# WHAT IS NEEDED
Within the listing, each line that has the string "lang" should be copied.

# PROVIDED MATERIAL
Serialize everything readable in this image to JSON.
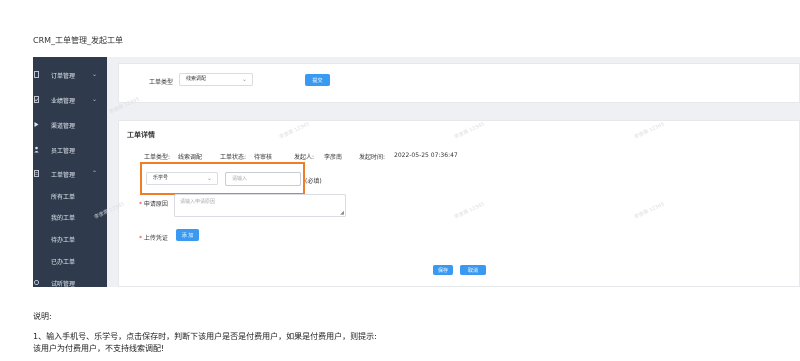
{
  "page_title": "CRM_工单管理_发起工单",
  "sidebar": {
    "items": [
      {
        "label": "订单管理",
        "icon": "document-icon",
        "chevron": "⌄"
      },
      {
        "label": "业绩管理",
        "icon": "check-doc-icon",
        "chevron": "⌄"
      },
      {
        "label": "渠道管理",
        "icon": "channel-icon",
        "chevron": ""
      },
      {
        "label": "员工管理",
        "icon": "person-icon",
        "chevron": ""
      },
      {
        "label": "工单管理",
        "icon": "ticket-icon",
        "chevron": "⌃"
      },
      {
        "label": "试听管理",
        "icon": "headset-icon",
        "chevron": ""
      }
    ],
    "sub_items": [
      "所有工单",
      "我的工单",
      "待办工单",
      "已办工单"
    ]
  },
  "top_panel": {
    "type_label": "工单类型",
    "type_value": "线索调配",
    "confirm_label": "提交"
  },
  "detail": {
    "heading": "工单详情",
    "meta": {
      "type_label": "工单类型:",
      "type_value": "线索调配",
      "status_label": "工单状态:",
      "status_value": "待审核",
      "initiator_label": "发起人:",
      "initiator_value": "李彦南",
      "time_label": "发起时间:",
      "time_value": "2022-05-25 07:36:47"
    },
    "id_select_value": "乐学号",
    "id_input_placeholder": "请输入",
    "required_note": "(必填)",
    "reason_label": "申请原因",
    "reason_placeholder": "请输入申请原因",
    "upload_label": "上传凭证",
    "add_button": "添 加",
    "save_button": "保存",
    "cancel_button": "取消"
  },
  "watermark_text": "李彦南 12345",
  "notes": {
    "heading": "说明:",
    "line1": "1、输入手机号、乐学号，点击保存时，判断下该用户是否是付费用户，如果是付费用户，则提示:",
    "line2": "该用户为付费用户，不支持线索调配!"
  },
  "colors": {
    "sidebar_bg": "#2f3b4c",
    "primary_button": "#3a9af2",
    "highlight_border": "#ef7d27",
    "required_star": "#e53935"
  }
}
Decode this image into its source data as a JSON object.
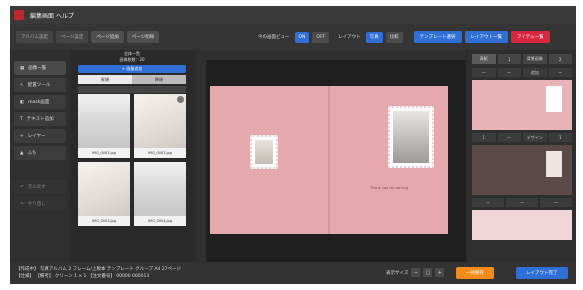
{
  "window": {
    "title": "編集画面 ヘルプ"
  },
  "toolbar": {
    "tabs": [
      "アルバム設定",
      "ページ設定",
      "ページ追加",
      "ページ削除"
    ],
    "view_label": "今の画面ビュー",
    "on": "ON",
    "off": "OFF",
    "layout_label": "レイアウト",
    "layout_opts": [
      "写真",
      "比較"
    ],
    "btn_template": "テンプレート選択",
    "btn_layout": "レイアウト一覧",
    "btn_red": "アイテム一覧"
  },
  "left_menu": {
    "items": [
      "画像一覧",
      "配置ツール",
      "mask画面",
      "テキスト追加",
      "レイヤー",
      "ふち"
    ],
    "undo": "元に戻す",
    "redo": "やり直し"
  },
  "photo_panel": {
    "title": "全体一覧",
    "count": "画像枚数：20",
    "add_button": "+ 画像追加",
    "tab_1": "昇順",
    "tab_2": "降順",
    "thumbs": [
      {
        "caption": "IMG_0001.jpg"
      },
      {
        "caption": "IMG_0002.jpg"
      },
      {
        "caption": "IMG_0003.jpg"
      },
      {
        "caption": "IMG_0004.jpg"
      }
    ]
  },
  "canvas": {
    "spread_text": "Thank you for coming"
  },
  "right_panel": {
    "tabs": [
      "表紙",
      "1",
      "背景画像",
      "2"
    ],
    "tools": [
      "ー",
      "ー",
      "追加",
      "ー"
    ],
    "tools2": [
      "1",
      "ー",
      "デザイン",
      "1"
    ],
    "tools3": [
      "ー",
      "ー",
      "ー"
    ]
  },
  "status": {
    "line1": "【作成中】 写真アルバム 2 フレーム/上製本 テンプレート グループ A4 27ページ",
    "line2": "【仕様】 【備考】 クリーン 1 × 1 【注文番号】 00000 000013",
    "zoom_label": "表示サイズ",
    "btn_primary": "一時保存",
    "btn_secondary": "レイアウト完了"
  },
  "colors": {
    "accent_blue": "#2f6fd6",
    "accent_red": "#d7263d",
    "accent_orange": "#f28b1a",
    "spread_pink": "#e5a9ad"
  }
}
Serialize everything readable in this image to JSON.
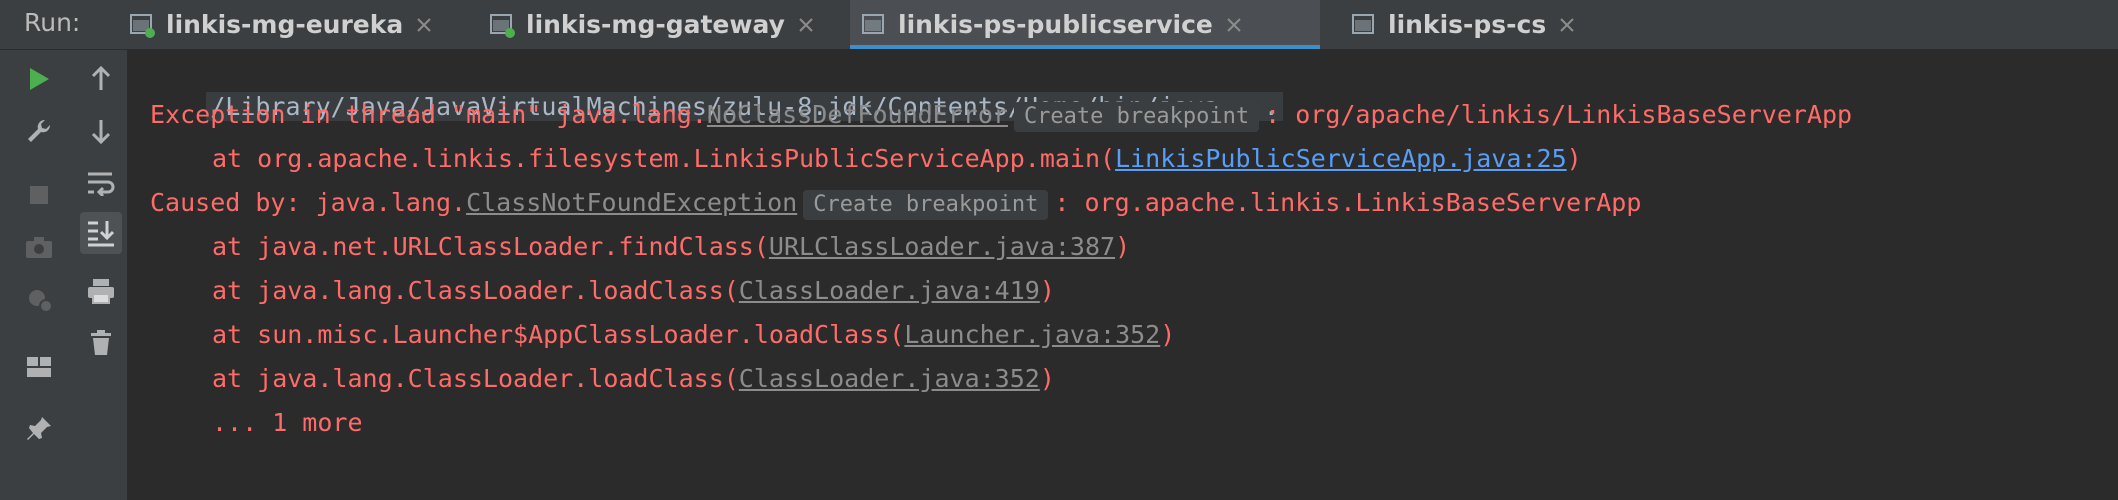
{
  "run_label": "Run:",
  "tabs": [
    {
      "label": "linkis-mg-eureka",
      "active": false
    },
    {
      "label": "linkis-mg-gateway",
      "active": false
    },
    {
      "label": "linkis-ps-publicservice",
      "active": true
    },
    {
      "label": "linkis-ps-cs",
      "active": false
    }
  ],
  "toolbar_left": [
    "run-icon",
    "wrench-icon",
    "stop-icon",
    "camera-icon",
    "debug-settings-icon",
    "layout-icon",
    "pin-icon"
  ],
  "toolbar_right": [
    "up-arrow-icon",
    "down-arrow-icon",
    "soft-wrap-icon",
    "scroll-to-end-icon",
    "print-icon",
    "trash-icon"
  ],
  "console": {
    "command": "/Library/Java/JavaVirtualMachines/zulu-8.jdk/Contents/Home/bin/java ...",
    "line1": {
      "prefix": "Exception in thread \"main\" java.lang.",
      "exception": "NoClassDefFoundError",
      "breakpoint": "Create breakpoint",
      "suffix": ": org/apache/linkis/LinkisBaseServerApp"
    },
    "line2": {
      "prefix": "at org.apache.linkis.filesystem.LinkisPublicServiceApp.main(",
      "link": "LinkisPublicServiceApp.java:25",
      "suffix": ")"
    },
    "line3": {
      "prefix": "Caused by: java.lang.",
      "exception": "ClassNotFoundException",
      "breakpoint": "Create breakpoint",
      "suffix": ": org.apache.linkis.LinkisBaseServerApp"
    },
    "stack": [
      {
        "prefix": "at java.net.URLClassLoader.findClass(",
        "link": "URLClassLoader.java:387",
        "suffix": ")"
      },
      {
        "prefix": "at java.lang.ClassLoader.loadClass(",
        "link": "ClassLoader.java:419",
        "suffix": ")"
      },
      {
        "prefix": "at sun.misc.Launcher$AppClassLoader.loadClass(",
        "link": "Launcher.java:352",
        "suffix": ")"
      },
      {
        "prefix": "at java.lang.ClassLoader.loadClass(",
        "link": "ClassLoader.java:352",
        "suffix": ")"
      }
    ],
    "more": "... 1 more"
  },
  "colors": {
    "error_text": "#ff6b68",
    "link_blue": "#589df6",
    "tab_accent": "#3d8ec9",
    "run_green": "#4caf50"
  }
}
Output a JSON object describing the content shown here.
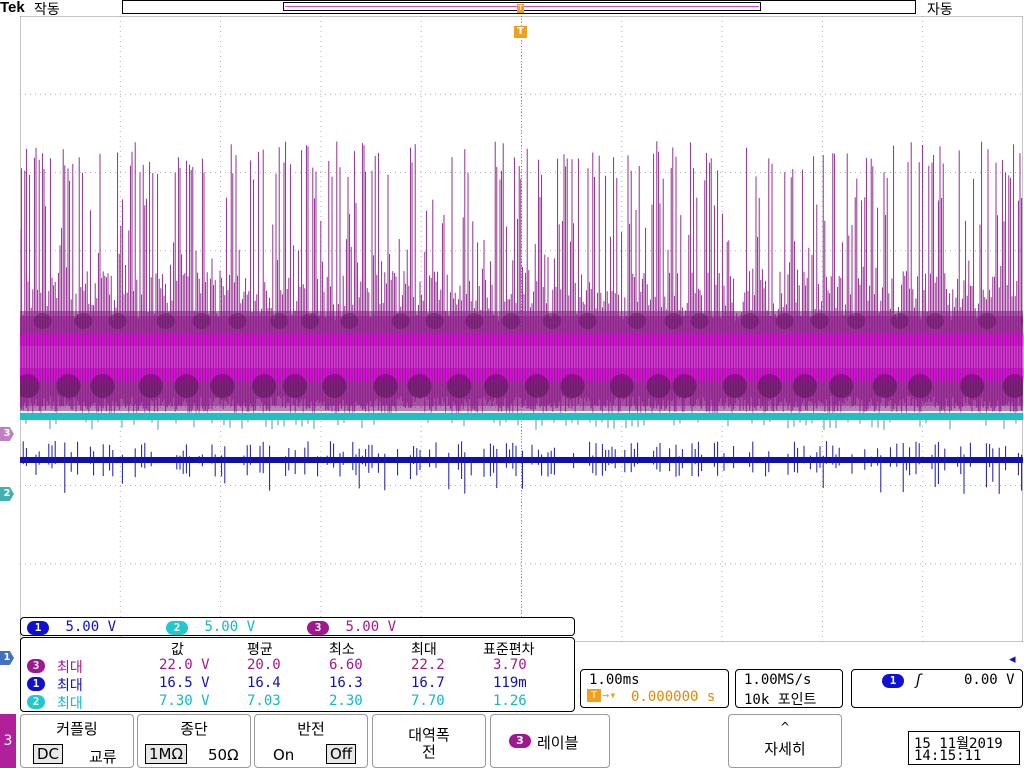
{
  "top_bar": {
    "brand": "Tek",
    "acq_state_left": "작동",
    "acq_state_right": "자동"
  },
  "trigger_marker_label": "T",
  "channel_markers": {
    "ch3": "3",
    "ch2": "2",
    "ch1": "1"
  },
  "colors": {
    "ch1": "#1010c0",
    "ch2": "#20c0c0",
    "ch3": "#b020a0",
    "ch3_bright": "#ff00ff",
    "trigger": "#f0a020"
  },
  "channel_scales": [
    {
      "ch": "1",
      "value": "5.00 V"
    },
    {
      "ch": "2",
      "value": "5.00 V"
    },
    {
      "ch": "3",
      "value": "5.00 V"
    }
  ],
  "measurements": {
    "headers": [
      "값",
      "평균",
      "최소",
      "최대",
      "표준편차"
    ],
    "rows": [
      {
        "ch": "3",
        "type": "최대",
        "value": "22.0 V",
        "mean": "20.0",
        "min": "6.60",
        "max": "22.2",
        "std": "3.70"
      },
      {
        "ch": "1",
        "type": "최대",
        "value": "16.5 V",
        "mean": "16.4",
        "min": "16.3",
        "max": "16.7",
        "std": "119m"
      },
      {
        "ch": "2",
        "type": "최대",
        "value": "7.30 V",
        "mean": "7.03",
        "min": "2.30",
        "max": "7.70",
        "std": "1.26"
      }
    ]
  },
  "timebase": {
    "scale": "1.00ms",
    "position": "0.000000 s",
    "sample_rate": "1.00MS/s",
    "record_length": "10k 포인트"
  },
  "trigger": {
    "source": "1",
    "slope_icon": "rising-edge-icon",
    "level": "0.00 V"
  },
  "menu": {
    "channel_tab": "3",
    "coupling": {
      "title": "커플링",
      "options": [
        "DC",
        "교류"
      ],
      "selected": 0
    },
    "termination": {
      "title": "종단",
      "options": [
        "1MΩ",
        "50Ω"
      ],
      "selected": 0
    },
    "invert": {
      "title": "반전",
      "options": [
        "On",
        "Off"
      ],
      "selected": 1
    },
    "bandwidth": {
      "title": "대역폭",
      "value": "전"
    },
    "label": {
      "ch": "3",
      "title": "레이블"
    },
    "more": {
      "arrow": "^",
      "title": "자세히"
    }
  },
  "datetime": {
    "date": "15 11월2019",
    "time": "14:15:11"
  }
}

# FINISHED TASK
      "prefix": "Exception in thread \"main\" java.lang.",
      "prefix": "Caused by: java.lang.",
        "prefix": "at java.lang.ClassLoader.loadClass(",
        "prefix": "at java.lang.ClassLoader.loadClass(",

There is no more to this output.